Here’s a piece with no pompous pseudo-philosophical pontificating needed to describe the agenda behind it! It is what it is as an egg is an egg is an egg. It was painted just for the joy of painting. A rare bird indeed!
Archive for January, 2011
First post of the New Year!

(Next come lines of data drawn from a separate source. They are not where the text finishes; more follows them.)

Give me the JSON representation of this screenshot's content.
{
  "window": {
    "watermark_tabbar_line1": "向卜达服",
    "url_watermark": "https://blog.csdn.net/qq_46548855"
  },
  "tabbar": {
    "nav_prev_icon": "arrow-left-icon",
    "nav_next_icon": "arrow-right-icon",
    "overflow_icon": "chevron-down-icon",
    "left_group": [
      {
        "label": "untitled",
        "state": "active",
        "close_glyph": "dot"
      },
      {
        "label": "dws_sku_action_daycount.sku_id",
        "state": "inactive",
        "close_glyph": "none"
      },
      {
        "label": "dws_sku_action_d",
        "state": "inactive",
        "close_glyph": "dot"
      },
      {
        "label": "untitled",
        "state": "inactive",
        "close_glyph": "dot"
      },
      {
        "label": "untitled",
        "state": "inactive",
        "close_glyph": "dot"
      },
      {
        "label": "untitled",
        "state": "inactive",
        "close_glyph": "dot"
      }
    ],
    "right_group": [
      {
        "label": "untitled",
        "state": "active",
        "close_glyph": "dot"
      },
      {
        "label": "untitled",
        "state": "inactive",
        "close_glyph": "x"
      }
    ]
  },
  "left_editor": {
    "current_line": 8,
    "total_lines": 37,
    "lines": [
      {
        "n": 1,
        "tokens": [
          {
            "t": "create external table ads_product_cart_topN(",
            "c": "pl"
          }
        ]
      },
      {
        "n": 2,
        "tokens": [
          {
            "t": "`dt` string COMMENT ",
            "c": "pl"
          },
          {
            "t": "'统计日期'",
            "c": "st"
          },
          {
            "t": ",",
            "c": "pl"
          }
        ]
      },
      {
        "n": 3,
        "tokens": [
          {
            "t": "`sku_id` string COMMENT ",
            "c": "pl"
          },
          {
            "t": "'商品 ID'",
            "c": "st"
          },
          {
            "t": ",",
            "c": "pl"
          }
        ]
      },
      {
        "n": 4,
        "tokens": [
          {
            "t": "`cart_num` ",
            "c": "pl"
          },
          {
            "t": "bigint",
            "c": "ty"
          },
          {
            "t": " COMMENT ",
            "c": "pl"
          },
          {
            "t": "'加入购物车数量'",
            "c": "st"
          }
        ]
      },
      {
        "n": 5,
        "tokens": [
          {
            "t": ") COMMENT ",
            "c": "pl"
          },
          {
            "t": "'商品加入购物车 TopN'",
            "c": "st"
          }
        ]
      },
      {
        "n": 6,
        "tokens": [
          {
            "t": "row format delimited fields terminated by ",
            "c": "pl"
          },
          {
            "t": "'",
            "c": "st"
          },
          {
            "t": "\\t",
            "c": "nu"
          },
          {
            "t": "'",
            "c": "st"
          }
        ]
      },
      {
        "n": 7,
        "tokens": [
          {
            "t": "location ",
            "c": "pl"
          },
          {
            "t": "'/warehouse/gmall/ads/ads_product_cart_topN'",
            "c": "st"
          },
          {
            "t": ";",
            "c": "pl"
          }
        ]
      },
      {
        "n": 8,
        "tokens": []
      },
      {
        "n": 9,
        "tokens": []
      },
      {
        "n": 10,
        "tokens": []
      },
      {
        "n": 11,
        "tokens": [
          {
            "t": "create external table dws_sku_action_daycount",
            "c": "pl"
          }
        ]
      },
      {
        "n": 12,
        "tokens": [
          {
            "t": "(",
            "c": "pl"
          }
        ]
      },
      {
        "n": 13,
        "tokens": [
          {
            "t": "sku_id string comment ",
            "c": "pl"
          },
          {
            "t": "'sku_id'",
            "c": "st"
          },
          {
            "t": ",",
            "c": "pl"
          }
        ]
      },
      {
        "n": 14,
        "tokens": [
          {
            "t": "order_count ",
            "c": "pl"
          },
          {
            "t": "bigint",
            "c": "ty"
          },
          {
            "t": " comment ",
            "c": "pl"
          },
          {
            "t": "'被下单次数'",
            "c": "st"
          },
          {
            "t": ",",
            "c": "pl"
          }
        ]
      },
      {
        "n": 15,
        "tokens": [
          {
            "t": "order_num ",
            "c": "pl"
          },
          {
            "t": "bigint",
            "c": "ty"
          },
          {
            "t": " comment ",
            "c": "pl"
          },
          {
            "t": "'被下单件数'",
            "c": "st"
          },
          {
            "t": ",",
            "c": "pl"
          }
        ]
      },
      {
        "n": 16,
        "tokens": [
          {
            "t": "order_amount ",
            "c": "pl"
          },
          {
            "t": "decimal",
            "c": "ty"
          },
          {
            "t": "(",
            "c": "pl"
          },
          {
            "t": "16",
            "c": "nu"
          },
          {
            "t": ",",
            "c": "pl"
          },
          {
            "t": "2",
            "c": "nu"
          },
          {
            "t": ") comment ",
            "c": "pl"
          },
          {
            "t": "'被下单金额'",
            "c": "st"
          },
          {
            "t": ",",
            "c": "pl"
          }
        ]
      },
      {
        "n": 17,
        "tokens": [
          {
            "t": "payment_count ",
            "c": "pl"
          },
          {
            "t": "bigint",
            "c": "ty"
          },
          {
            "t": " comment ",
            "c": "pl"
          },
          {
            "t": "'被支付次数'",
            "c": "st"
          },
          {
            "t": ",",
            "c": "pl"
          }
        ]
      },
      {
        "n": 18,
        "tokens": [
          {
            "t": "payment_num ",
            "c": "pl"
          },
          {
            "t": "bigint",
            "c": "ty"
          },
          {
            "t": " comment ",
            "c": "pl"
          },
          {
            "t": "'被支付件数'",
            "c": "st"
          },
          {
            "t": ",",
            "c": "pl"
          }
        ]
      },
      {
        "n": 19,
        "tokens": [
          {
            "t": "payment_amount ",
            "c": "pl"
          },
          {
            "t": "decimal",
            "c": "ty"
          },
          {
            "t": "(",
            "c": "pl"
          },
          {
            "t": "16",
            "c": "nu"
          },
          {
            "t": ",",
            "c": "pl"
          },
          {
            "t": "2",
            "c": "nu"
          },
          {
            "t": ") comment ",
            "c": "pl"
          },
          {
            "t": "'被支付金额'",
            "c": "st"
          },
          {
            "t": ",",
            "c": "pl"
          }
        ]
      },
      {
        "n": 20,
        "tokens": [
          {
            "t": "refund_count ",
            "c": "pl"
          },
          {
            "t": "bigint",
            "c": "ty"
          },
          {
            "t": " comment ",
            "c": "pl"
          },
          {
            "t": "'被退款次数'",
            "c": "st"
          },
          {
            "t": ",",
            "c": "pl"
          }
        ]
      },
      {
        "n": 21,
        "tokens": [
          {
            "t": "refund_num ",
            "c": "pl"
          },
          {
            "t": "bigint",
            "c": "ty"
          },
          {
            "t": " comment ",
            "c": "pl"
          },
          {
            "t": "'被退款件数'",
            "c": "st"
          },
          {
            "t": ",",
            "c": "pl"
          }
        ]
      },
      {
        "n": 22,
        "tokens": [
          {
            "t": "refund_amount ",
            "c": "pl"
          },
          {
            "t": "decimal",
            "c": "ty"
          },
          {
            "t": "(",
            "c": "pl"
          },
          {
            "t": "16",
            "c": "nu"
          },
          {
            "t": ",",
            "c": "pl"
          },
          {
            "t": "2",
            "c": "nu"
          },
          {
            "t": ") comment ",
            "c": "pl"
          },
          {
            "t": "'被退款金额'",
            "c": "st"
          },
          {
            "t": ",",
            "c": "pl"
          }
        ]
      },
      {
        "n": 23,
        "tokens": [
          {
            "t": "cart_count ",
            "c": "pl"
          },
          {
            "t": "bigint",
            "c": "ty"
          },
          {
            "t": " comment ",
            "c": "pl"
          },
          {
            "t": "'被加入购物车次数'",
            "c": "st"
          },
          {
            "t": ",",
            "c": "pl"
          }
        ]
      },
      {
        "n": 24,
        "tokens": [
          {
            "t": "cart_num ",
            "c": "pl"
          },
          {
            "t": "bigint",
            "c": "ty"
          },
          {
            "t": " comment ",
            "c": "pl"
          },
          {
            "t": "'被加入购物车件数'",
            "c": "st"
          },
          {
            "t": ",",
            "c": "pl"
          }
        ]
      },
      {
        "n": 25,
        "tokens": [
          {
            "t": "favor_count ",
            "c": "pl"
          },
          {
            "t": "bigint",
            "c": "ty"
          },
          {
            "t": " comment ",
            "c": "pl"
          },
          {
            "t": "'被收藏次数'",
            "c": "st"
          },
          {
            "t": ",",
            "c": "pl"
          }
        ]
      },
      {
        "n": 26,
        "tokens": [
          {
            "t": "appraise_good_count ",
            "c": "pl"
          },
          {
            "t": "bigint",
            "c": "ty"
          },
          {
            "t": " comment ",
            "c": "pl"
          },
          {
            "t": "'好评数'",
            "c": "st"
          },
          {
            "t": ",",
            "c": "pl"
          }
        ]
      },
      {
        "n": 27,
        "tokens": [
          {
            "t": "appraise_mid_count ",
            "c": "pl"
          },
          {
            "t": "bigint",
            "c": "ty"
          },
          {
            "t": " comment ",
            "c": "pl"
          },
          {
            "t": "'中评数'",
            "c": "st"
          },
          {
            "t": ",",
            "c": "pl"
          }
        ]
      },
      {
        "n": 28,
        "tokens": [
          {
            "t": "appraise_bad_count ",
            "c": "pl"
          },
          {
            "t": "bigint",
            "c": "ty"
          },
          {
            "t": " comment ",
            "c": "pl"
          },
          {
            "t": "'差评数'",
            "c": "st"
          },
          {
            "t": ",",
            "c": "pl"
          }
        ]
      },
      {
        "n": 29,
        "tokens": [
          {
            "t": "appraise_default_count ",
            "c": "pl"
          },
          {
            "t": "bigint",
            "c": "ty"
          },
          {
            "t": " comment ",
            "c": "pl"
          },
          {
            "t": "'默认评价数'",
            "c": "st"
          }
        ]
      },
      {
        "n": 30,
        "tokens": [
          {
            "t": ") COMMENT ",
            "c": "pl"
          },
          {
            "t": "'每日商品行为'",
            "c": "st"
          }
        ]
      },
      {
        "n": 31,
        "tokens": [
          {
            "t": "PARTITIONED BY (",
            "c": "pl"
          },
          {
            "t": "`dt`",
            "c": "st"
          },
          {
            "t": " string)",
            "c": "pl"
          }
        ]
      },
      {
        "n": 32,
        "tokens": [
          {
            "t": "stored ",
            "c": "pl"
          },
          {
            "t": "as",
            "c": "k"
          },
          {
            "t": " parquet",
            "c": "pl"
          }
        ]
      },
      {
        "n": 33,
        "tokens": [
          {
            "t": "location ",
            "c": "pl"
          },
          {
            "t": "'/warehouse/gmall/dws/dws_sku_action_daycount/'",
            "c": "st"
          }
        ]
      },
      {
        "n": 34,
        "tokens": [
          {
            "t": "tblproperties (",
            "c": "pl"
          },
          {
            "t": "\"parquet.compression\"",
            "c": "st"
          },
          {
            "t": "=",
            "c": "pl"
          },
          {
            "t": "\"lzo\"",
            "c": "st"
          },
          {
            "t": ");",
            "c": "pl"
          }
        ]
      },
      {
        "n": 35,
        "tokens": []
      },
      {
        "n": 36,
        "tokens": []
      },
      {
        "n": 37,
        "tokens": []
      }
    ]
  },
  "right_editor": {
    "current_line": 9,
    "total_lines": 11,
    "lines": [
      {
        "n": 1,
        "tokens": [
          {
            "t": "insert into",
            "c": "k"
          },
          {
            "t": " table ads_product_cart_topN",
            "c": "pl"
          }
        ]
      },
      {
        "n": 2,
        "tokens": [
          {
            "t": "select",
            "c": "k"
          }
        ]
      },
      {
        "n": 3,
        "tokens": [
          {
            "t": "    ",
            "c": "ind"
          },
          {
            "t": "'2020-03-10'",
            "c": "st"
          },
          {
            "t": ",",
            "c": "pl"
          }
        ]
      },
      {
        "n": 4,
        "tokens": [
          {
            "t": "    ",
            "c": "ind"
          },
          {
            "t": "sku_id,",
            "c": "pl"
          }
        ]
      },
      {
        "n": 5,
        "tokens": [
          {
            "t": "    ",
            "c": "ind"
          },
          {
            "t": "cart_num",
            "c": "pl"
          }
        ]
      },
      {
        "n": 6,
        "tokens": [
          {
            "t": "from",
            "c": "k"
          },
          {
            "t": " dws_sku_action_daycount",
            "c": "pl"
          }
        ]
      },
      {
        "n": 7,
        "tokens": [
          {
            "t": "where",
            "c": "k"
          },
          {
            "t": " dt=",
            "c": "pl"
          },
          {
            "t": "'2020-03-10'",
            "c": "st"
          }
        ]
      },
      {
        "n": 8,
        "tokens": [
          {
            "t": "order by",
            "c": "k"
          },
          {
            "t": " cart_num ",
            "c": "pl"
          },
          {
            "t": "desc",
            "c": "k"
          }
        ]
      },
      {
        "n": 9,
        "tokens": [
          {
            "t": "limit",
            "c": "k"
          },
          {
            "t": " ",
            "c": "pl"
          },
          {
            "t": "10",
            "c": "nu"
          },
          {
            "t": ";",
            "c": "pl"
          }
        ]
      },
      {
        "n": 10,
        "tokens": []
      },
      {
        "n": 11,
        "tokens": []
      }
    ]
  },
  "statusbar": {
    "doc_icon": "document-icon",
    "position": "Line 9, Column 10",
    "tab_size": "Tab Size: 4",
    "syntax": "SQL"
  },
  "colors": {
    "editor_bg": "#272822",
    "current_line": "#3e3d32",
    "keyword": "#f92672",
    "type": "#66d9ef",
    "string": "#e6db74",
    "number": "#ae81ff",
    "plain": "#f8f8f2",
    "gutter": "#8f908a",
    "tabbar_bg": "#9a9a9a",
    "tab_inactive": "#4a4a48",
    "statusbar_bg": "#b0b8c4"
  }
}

Despite its title, this piece owes more to Edgar A. Poe’s “The Imp of the Perverse” than to Greek mythology since, as with its more popular sister works, “The Black Cat” and “The Tell-Tale Heart,” the story’s theme is that a guilty conscience will not be ignored. The more one tries to muffle that lambent whisper the more it swells into an oppressive howl. The tale, like this sketch, is an exemplum that the conscience cannot be denied, distorted, perverted or smothered; indeed, that even the horrible walls of madness cannot withstand the force of its outraged roar. Although the mortal demons of history show that moral is not universally true, it’s still a consoling idea. After all, it is not the wrathful conscience that is the unrelenting horror: it is the person without a conscience who is the monster. Thus the gist of this sketch, along with a few other ideas, is that the only thing worse than a guilty conscience is having no conscience at all.